Nothing in the records may change. Output them all exactly.
##### PROVIDED INFORMATION
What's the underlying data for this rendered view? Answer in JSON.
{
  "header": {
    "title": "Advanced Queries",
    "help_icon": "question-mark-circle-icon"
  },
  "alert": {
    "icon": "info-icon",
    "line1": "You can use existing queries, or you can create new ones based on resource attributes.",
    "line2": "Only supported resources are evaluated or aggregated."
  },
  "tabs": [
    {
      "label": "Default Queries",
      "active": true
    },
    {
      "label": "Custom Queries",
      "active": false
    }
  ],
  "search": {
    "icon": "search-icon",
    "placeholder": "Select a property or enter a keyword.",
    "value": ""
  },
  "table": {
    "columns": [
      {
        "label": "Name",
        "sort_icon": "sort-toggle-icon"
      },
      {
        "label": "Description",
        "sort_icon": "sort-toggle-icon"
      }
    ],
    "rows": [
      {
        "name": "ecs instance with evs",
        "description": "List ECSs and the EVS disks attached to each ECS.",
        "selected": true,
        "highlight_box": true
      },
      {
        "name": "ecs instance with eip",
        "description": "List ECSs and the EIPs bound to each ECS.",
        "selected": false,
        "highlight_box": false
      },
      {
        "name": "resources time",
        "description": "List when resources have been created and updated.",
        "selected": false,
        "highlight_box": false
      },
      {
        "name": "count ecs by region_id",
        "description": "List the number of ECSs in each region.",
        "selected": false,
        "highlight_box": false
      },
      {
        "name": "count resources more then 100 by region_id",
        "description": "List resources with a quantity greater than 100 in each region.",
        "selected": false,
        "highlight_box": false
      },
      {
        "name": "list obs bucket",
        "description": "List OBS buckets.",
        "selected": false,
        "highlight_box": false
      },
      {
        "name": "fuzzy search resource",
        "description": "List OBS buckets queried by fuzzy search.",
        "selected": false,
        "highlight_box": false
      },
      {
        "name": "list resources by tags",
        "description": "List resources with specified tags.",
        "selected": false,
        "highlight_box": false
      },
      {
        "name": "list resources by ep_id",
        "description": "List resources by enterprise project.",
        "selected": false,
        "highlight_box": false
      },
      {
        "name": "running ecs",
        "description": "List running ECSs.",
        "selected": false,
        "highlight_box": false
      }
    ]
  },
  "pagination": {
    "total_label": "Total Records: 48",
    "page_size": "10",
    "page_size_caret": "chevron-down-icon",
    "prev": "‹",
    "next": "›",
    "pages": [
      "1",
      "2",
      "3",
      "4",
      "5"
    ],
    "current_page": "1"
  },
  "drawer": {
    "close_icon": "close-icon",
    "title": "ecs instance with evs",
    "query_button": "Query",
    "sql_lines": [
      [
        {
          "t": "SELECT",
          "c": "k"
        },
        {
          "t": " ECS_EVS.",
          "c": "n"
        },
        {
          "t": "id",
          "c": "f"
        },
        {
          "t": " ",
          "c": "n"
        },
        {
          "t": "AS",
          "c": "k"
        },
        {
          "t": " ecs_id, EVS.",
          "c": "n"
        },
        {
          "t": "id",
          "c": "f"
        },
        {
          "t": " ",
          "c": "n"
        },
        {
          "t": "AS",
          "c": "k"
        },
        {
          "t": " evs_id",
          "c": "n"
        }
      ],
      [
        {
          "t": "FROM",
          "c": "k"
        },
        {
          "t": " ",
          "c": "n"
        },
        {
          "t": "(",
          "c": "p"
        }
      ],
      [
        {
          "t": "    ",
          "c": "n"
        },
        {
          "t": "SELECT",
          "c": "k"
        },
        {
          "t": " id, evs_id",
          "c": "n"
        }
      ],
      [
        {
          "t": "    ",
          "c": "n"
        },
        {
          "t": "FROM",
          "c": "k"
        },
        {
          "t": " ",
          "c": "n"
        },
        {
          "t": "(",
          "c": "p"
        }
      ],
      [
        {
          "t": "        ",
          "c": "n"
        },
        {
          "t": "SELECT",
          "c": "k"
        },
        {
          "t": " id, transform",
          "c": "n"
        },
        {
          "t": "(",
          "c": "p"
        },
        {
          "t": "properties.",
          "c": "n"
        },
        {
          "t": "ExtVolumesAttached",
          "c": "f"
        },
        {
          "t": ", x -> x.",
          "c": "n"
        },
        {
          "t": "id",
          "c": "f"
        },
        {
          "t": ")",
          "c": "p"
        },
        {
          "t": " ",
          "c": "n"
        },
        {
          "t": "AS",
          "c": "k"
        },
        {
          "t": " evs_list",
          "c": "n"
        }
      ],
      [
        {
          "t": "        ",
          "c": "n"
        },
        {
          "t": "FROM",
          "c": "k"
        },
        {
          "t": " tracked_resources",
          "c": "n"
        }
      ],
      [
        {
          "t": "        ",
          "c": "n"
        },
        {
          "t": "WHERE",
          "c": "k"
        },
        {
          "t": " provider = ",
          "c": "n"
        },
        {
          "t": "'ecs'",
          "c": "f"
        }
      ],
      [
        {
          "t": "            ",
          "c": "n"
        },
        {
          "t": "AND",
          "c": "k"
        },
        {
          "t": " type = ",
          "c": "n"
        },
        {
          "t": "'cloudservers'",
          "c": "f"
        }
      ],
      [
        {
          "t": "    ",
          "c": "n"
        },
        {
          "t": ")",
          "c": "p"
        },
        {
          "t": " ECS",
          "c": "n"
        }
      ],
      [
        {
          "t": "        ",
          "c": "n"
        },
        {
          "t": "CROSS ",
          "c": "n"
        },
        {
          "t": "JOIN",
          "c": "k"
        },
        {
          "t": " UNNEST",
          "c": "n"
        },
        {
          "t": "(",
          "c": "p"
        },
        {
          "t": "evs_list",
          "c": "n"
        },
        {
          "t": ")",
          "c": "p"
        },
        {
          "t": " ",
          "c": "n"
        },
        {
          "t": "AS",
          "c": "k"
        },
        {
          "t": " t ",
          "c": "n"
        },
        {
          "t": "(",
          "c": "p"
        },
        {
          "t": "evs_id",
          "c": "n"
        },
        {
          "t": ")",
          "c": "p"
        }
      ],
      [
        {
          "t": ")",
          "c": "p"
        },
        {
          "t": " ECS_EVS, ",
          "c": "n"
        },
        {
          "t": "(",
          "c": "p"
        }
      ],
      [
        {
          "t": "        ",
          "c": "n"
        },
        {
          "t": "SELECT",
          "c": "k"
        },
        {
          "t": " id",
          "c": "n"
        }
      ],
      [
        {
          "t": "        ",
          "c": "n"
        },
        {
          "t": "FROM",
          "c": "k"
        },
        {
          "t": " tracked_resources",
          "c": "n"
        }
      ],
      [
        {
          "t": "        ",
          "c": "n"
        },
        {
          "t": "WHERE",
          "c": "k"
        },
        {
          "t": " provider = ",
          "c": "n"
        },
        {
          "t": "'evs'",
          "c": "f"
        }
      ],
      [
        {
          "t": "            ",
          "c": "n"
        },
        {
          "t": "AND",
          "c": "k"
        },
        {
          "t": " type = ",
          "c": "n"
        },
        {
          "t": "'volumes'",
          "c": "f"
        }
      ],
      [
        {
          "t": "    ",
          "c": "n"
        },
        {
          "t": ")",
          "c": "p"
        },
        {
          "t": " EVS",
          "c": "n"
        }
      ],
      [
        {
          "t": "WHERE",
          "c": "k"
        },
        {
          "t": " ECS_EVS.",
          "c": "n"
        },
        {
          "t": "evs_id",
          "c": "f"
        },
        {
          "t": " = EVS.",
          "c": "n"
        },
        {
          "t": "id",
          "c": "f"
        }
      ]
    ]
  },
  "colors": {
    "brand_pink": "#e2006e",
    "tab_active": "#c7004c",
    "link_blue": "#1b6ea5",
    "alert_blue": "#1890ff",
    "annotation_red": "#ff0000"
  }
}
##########
▸ **ANSWER BOX**:
What's the underlying data for this rendered view? Answer in JSON.
{
  "header": {
    "title": "Advanced Queries",
    "help_icon": "question-mark-circle-icon"
  },
  "alert": {
    "icon": "info-icon",
    "line1": "You can use existing queries, or you can create new ones based on resource attributes.",
    "line2": "Only supported resources are evaluated or aggregated."
  },
  "tabs": [
    {
      "label": "Default Queries",
      "active": true
    },
    {
      "label": "Custom Queries",
      "active": false
    }
  ],
  "search": {
    "icon": "search-icon",
    "placeholder": "Select a property or enter a keyword.",
    "value": ""
  },
  "table": {
    "columns": [
      {
        "label": "Name",
        "sort_icon": "sort-toggle-icon"
      },
      {
        "label": "Description",
        "sort_icon": "sort-toggle-icon"
      }
    ],
    "rows": [
      {
        "name": "ecs instance with evs",
        "description": "List ECSs and the EVS disks attached to each ECS.",
        "selected": true,
        "highlight_box": true
      },
      {
        "name": "ecs instance with eip",
        "description": "List ECSs and the EIPs bound to each ECS.",
        "selected": false,
        "highlight_box": false
      },
      {
        "name": "resources time",
        "description": "List when resources have been created and updated.",
        "selected": false,
        "highlight_box": false
      },
      {
        "name": "count ecs by region_id",
        "description": "List the number of ECSs in each region.",
        "selected": false,
        "highlight_box": false
      },
      {
        "name": "count resources more then 100 by region_id",
        "description": "List resources with a quantity greater than 100 in each region.",
        "selected": false,
        "highlight_box": false
      },
      {
        "name": "list obs bucket",
        "description": "List OBS buckets.",
        "selected": false,
        "highlight_box": false
      },
      {
        "name": "fuzzy search resource",
        "description": "List OBS buckets queried by fuzzy search.",
        "selected": false,
        "highlight_box": false
      },
      {
        "name": "list resources by tags",
        "description": "List resources with specified tags.",
        "selected": false,
        "highlight_box": false
      },
      {
        "name": "list resources by ep_id",
        "description": "List resources by enterprise project.",
        "selected": false,
        "highlight_box": false
      },
      {
        "name": "running ecs",
        "description": "List running ECSs.",
        "selected": false,
        "highlight_box": false
      }
    ]
  },
  "pagination": {
    "total_label": "Total Records: 48",
    "page_size": "10",
    "page_size_caret": "chevron-down-icon",
    "prev": "‹",
    "next": "›",
    "pages": [
      "1",
      "2",
      "3",
      "4",
      "5"
    ],
    "current_page": "1"
  },
  "drawer": {
    "close_icon": "close-icon",
    "title": "ecs instance with evs",
    "query_button": "Query",
    "sql_lines": [
      [
        {
          "t": "SELECT",
          "c": "k"
        },
        {
          "t": " ECS_EVS.",
          "c": "n"
        },
        {
          "t": "id",
          "c": "f"
        },
        {
          "t": " ",
          "c": "n"
        },
        {
          "t": "AS",
          "c": "k"
        },
        {
          "t": " ecs_id, EVS.",
          "c": "n"
        },
        {
          "t": "id",
          "c": "f"
        },
        {
          "t": " ",
          "c": "n"
        },
        {
          "t": "AS",
          "c": "k"
        },
        {
          "t": " evs_id",
          "c": "n"
        }
      ],
      [
        {
          "t": "FROM",
          "c": "k"
        },
        {
          "t": " ",
          "c": "n"
        },
        {
          "t": "(",
          "c": "p"
        }
      ],
      [
        {
          "t": "    ",
          "c": "n"
        },
        {
          "t": "SELECT",
          "c": "k"
        },
        {
          "t": " id, evs_id",
          "c": "n"
        }
      ],
      [
        {
          "t": "    ",
          "c": "n"
        },
        {
          "t": "FROM",
          "c": "k"
        },
        {
          "t": " ",
          "c": "n"
        },
        {
          "t": "(",
          "c": "p"
        }
      ],
      [
        {
          "t": "        ",
          "c": "n"
        },
        {
          "t": "SELECT",
          "c": "k"
        },
        {
          "t": " id, transform",
          "c": "n"
        },
        {
          "t": "(",
          "c": "p"
        },
        {
          "t": "properties.",
          "c": "n"
        },
        {
          "t": "ExtVolumesAttached",
          "c": "f"
        },
        {
          "t": ", x -> x.",
          "c": "n"
        },
        {
          "t": "id",
          "c": "f"
        },
        {
          "t": ")",
          "c": "p"
        },
        {
          "t": " ",
          "c": "n"
        },
        {
          "t": "AS",
          "c": "k"
        },
        {
          "t": " evs_list",
          "c": "n"
        }
      ],
      [
        {
          "t": "        ",
          "c": "n"
        },
        {
          "t": "FROM",
          "c": "k"
        },
        {
          "t": " tracked_resources",
          "c": "n"
        }
      ],
      [
        {
          "t": "        ",
          "c": "n"
        },
        {
          "t": "WHERE",
          "c": "k"
        },
        {
          "t": " provider = ",
          "c": "n"
        },
        {
          "t": "'ecs'",
          "c": "f"
        }
      ],
      [
        {
          "t": "            ",
          "c": "n"
        },
        {
          "t": "AND",
          "c": "k"
        },
        {
          "t": " type = ",
          "c": "n"
        },
        {
          "t": "'cloudservers'",
          "c": "f"
        }
      ],
      [
        {
          "t": "    ",
          "c": "n"
        },
        {
          "t": ")",
          "c": "p"
        },
        {
          "t": " ECS",
          "c": "n"
        }
      ],
      [
        {
          "t": "        ",
          "c": "n"
        },
        {
          "t": "CROSS ",
          "c": "n"
        },
        {
          "t": "JOIN",
          "c": "k"
        },
        {
          "t": " UNNEST",
          "c": "n"
        },
        {
          "t": "(",
          "c": "p"
        },
        {
          "t": "evs_list",
          "c": "n"
        },
        {
          "t": ")",
          "c": "p"
        },
        {
          "t": " ",
          "c": "n"
        },
        {
          "t": "AS",
          "c": "k"
        },
        {
          "t": " t ",
          "c": "n"
        },
        {
          "t": "(",
          "c": "p"
        },
        {
          "t": "evs_id",
          "c": "n"
        },
        {
          "t": ")",
          "c": "p"
        }
      ],
      [
        {
          "t": ")",
          "c": "p"
        },
        {
          "t": " ECS_EVS, ",
          "c": "n"
        },
        {
          "t": "(",
          "c": "p"
        }
      ],
      [
        {
          "t": "        ",
          "c": "n"
        },
        {
          "t": "SELECT",
          "c": "k"
        },
        {
          "t": " id",
          "c": "n"
        }
      ],
      [
        {
          "t": "        ",
          "c": "n"
        },
        {
          "t": "FROM",
          "c": "k"
        },
        {
          "t": " tracked_resources",
          "c": "n"
        }
      ],
      [
        {
          "t": "        ",
          "c": "n"
        },
        {
          "t": "WHERE",
          "c": "k"
        },
        {
          "t": " provider = ",
          "c": "n"
        },
        {
          "t": "'evs'",
          "c": "f"
        }
      ],
      [
        {
          "t": "            ",
          "c": "n"
        },
        {
          "t": "AND",
          "c": "k"
        },
        {
          "t": " type = ",
          "c": "n"
        },
        {
          "t": "'volumes'",
          "c": "f"
        }
      ],
      [
        {
          "t": "    ",
          "c": "n"
        },
        {
          "t": ")",
          "c": "p"
        },
        {
          "t": " EVS",
          "c": "n"
        }
      ],
      [
        {
          "t": "WHERE",
          "c": "k"
        },
        {
          "t": " ECS_EVS.",
          "c": "n"
        },
        {
          "t": "evs_id",
          "c": "f"
        },
        {
          "t": " = EVS.",
          "c": "n"
        },
        {
          "t": "id",
          "c": "f"
        }
      ]
    ]
  },
  "colors": {
    "brand_pink": "#e2006e",
    "tab_active": "#c7004c",
    "link_blue": "#1b6ea5",
    "alert_blue": "#1890ff",
    "annotation_red": "#ff0000"
  }
}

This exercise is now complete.